  1. Clarify expectations early. I assumed certain things about my students and how they would show up and engage. I was wrong. I had to step back and clearly outline my expectations for engagement and participation. To do so from the start of the course sets the tone and helps students know what is required to succeed in the course.
  2. Incorporate active learning. I asked myself, “Why aren’t they engaged with the course materials?” and came up with many reasons. I also asked my students, and one of the reasons they shared was that they were tired, and multitasking (e.g., fiddling around on their phones) helped keep them from falling asleep. I started changing things up, like how much we move around, and incorporating more interactive activities or short projects that require active participation and move them away from passive scrolling on their devices.
  3. Check in regularly. Conduct periodic check-ins (either anonymously through surveys or directly in class) to gauge how students are feeling about the workload, the classroom environment, and their own engagement levels.
  4. Personalize feedback and interventions. I noticed that some of my students seemed more disengaged than others. I decided to try to understand the root cause. I scheduled a 10-minute check-in with everyone and used that time to learn more about how each student was doing and to also incorporate some personalized interventions.
  5. Foster peer-to-peer learning. I moved things around in my schedule so I could encourage students to engage with each other through peer reviews, study groups, or joint projects. This not only fosters a sense of community but also allows for co-regulation and collective resilience, which are part of the course objectives.

In a time where stress and digital distraction are ubiquitous, there’s a poignant need to foster environments where students can truly be present—not just physically but emotionally and intellectually. By fostering engagement and community, we are doing more than teaching a subject; we are facilitating the lifelong process of learning and resilience.

After sending the email, I was genuinely touched by the palpable shift that occurred in our classroom. I found that students took the message to heart; the glow of phone screens and laptops during class has been notably absent. Instead, my students seem more present—both physically and emotionally—and engaged with the material and with each other in a more authentic way.

What is particularly striking for me is the newfound engagement in nondigital classroom resources. Students began to make active use of the board, scribbling questions, jotting down thoughts, or even diagramming concepts for their peers to see.

I feel that this change didn’t merely signify reduced digital distraction; it signified an elevated state of collective engagement. The classroom is slowly but surely becoming a space where students could interact more genuinely, and this transformation has served as a real-time case study for the principles we’d been discussing: resilience, community, and being present.
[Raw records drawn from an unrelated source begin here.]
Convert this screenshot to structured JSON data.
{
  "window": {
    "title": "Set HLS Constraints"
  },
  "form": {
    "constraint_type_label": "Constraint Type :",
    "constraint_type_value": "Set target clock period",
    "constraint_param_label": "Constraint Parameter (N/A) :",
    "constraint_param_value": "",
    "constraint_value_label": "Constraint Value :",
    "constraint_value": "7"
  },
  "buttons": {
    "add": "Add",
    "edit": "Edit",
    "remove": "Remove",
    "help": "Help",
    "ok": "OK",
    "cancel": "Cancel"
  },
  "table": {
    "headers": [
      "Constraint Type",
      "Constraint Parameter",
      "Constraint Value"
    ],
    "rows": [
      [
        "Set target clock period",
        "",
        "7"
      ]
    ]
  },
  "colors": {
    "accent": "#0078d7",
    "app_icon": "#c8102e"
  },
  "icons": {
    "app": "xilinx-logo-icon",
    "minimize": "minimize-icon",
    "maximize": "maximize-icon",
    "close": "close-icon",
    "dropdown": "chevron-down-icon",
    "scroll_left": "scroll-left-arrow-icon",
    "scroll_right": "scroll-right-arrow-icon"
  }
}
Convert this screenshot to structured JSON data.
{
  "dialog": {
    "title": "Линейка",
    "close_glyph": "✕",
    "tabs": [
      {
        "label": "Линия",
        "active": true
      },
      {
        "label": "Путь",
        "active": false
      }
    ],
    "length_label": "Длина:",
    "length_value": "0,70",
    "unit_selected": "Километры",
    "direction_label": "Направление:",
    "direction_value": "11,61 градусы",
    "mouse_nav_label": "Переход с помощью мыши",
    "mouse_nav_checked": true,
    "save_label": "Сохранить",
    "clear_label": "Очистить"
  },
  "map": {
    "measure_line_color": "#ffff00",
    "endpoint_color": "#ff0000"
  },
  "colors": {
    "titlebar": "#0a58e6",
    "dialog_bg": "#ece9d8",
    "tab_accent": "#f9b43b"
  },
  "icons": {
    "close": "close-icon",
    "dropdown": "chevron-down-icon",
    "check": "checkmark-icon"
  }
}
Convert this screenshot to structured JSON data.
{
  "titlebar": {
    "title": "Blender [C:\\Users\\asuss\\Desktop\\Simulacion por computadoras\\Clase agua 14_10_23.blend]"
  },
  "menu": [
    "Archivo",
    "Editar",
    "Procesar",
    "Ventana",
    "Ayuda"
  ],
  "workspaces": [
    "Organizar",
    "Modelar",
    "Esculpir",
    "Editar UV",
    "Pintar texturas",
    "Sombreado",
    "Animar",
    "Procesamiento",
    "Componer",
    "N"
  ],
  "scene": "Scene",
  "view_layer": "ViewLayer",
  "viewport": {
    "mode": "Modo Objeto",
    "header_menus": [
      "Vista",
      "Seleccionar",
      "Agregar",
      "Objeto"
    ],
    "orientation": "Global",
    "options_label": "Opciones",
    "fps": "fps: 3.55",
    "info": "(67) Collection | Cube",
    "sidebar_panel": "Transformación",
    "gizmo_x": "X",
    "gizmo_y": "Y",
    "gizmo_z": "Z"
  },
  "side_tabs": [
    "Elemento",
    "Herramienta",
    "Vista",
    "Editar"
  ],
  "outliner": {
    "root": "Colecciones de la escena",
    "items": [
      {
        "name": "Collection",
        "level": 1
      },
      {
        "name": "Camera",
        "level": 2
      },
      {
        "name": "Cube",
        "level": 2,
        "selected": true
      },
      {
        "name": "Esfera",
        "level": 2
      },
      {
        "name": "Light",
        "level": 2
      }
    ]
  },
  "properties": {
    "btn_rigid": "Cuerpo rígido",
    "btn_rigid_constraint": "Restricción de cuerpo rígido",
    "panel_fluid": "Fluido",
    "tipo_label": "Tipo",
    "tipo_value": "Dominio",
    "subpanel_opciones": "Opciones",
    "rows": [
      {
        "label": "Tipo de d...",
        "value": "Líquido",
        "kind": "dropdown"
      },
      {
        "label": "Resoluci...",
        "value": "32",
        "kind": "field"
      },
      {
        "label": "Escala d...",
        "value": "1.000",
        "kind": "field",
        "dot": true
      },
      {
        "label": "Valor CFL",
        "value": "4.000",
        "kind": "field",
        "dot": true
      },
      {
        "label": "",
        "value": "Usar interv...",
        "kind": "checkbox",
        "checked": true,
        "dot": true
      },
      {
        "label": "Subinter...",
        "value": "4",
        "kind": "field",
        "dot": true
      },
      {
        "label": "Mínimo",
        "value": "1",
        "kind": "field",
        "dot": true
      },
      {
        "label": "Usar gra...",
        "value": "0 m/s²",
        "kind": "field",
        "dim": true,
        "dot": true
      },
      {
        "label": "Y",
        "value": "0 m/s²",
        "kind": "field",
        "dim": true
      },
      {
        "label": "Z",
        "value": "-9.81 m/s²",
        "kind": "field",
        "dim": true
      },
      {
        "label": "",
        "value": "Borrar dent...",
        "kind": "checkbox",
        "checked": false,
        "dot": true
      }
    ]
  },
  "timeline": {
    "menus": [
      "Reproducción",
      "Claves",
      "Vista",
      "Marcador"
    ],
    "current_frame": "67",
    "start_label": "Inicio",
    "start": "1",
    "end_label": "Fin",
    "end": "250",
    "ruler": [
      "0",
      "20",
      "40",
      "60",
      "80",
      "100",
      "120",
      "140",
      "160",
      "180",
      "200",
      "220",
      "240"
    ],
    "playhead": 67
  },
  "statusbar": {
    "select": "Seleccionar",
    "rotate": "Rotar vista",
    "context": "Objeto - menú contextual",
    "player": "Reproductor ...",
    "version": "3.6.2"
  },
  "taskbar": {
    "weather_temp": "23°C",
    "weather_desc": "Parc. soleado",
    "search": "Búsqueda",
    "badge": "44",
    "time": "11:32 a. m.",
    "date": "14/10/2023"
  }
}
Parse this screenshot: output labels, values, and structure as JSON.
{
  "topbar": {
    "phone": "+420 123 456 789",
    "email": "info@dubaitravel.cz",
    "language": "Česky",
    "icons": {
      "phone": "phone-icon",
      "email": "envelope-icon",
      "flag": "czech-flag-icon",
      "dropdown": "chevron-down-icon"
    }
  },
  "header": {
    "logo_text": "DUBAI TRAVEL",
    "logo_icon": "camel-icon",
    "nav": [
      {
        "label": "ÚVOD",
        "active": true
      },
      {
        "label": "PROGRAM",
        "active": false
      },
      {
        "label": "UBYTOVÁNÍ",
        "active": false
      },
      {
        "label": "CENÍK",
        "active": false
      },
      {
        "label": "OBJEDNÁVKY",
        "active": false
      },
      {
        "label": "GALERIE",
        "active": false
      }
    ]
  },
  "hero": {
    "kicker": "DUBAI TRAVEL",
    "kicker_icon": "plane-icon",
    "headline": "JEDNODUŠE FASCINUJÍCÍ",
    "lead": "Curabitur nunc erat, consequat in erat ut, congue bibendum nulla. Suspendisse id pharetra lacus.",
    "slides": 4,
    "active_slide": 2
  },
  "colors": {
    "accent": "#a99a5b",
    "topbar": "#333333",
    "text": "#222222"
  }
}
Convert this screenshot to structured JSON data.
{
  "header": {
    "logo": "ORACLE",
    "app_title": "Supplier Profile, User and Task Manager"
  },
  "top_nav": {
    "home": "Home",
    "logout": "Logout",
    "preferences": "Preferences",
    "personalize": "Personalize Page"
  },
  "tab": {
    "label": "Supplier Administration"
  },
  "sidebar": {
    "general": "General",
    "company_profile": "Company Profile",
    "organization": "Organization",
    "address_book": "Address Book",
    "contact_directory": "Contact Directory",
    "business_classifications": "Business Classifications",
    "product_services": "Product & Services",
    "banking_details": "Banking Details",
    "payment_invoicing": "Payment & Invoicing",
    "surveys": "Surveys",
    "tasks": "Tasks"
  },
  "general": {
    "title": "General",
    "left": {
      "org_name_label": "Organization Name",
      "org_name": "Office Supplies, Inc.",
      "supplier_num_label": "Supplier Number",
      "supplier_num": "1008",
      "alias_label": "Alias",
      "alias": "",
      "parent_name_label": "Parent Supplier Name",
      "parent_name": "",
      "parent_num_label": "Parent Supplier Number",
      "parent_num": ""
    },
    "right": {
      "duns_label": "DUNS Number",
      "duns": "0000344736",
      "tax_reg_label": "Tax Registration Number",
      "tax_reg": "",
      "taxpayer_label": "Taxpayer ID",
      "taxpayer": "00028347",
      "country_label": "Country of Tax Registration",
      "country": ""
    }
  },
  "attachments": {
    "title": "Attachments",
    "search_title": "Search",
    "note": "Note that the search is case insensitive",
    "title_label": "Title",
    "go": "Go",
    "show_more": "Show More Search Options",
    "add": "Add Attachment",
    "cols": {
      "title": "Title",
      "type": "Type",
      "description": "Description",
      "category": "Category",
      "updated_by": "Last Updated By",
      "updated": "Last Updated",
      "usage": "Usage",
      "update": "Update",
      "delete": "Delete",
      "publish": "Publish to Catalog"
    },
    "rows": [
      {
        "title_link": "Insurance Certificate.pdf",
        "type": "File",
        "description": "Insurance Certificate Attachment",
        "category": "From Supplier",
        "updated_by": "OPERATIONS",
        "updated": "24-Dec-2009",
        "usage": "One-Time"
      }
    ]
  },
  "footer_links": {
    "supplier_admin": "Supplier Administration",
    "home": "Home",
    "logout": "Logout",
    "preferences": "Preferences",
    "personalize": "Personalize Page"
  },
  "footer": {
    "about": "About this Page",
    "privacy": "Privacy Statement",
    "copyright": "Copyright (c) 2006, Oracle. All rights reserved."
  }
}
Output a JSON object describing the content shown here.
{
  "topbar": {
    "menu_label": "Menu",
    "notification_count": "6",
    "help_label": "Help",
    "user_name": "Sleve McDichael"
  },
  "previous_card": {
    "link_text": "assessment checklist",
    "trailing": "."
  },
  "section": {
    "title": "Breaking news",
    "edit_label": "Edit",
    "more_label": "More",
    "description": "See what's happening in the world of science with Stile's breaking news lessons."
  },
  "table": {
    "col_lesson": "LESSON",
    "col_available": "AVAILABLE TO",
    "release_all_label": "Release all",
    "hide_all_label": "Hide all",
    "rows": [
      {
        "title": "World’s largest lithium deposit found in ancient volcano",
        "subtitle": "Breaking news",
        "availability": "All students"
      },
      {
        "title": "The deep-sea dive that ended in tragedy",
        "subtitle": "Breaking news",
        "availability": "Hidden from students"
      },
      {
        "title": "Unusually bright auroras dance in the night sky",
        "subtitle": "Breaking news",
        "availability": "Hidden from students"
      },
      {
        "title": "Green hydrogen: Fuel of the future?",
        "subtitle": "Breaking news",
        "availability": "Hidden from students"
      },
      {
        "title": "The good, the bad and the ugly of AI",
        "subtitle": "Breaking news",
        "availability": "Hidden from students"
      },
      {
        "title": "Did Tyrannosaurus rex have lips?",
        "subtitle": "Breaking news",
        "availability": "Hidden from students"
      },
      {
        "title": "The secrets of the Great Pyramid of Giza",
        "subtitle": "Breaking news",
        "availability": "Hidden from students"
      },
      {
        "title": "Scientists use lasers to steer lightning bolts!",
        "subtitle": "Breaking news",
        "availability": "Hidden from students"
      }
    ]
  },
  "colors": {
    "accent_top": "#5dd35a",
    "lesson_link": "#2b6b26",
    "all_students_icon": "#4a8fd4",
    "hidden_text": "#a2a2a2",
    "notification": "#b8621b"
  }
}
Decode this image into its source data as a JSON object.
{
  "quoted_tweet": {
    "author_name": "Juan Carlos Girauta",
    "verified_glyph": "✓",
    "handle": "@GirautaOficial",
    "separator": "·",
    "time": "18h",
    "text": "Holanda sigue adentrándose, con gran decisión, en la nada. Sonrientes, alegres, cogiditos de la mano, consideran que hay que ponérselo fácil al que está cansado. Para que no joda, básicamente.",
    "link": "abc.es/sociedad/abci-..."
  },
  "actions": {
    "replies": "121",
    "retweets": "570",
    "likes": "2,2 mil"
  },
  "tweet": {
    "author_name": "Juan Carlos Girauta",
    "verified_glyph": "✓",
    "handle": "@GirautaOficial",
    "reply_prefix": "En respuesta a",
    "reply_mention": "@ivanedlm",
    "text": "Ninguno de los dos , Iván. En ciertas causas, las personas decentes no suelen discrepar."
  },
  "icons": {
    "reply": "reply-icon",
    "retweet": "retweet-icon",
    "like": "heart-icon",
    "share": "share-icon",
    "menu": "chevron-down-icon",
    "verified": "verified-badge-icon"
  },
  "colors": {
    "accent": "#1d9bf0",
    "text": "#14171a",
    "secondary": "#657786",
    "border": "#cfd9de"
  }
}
This case has provided me with “evidence” that shifts in behavior, however small, could indeed lead to a change in the classroom atmosphere, subsequently affecting individual and collective resilience positively.

Mays Imad, PhD, is an associate professor of biology and equity pedagogy at Connecticut College. Previously, she taught for 14 years at Pima Community College, where she also founded the teaching and learning center. She is a Gardner Institute Fellow for Undergraduate Education, an AAC&U Senior STEM Fellow, and a Mind and Life Institute Fellow.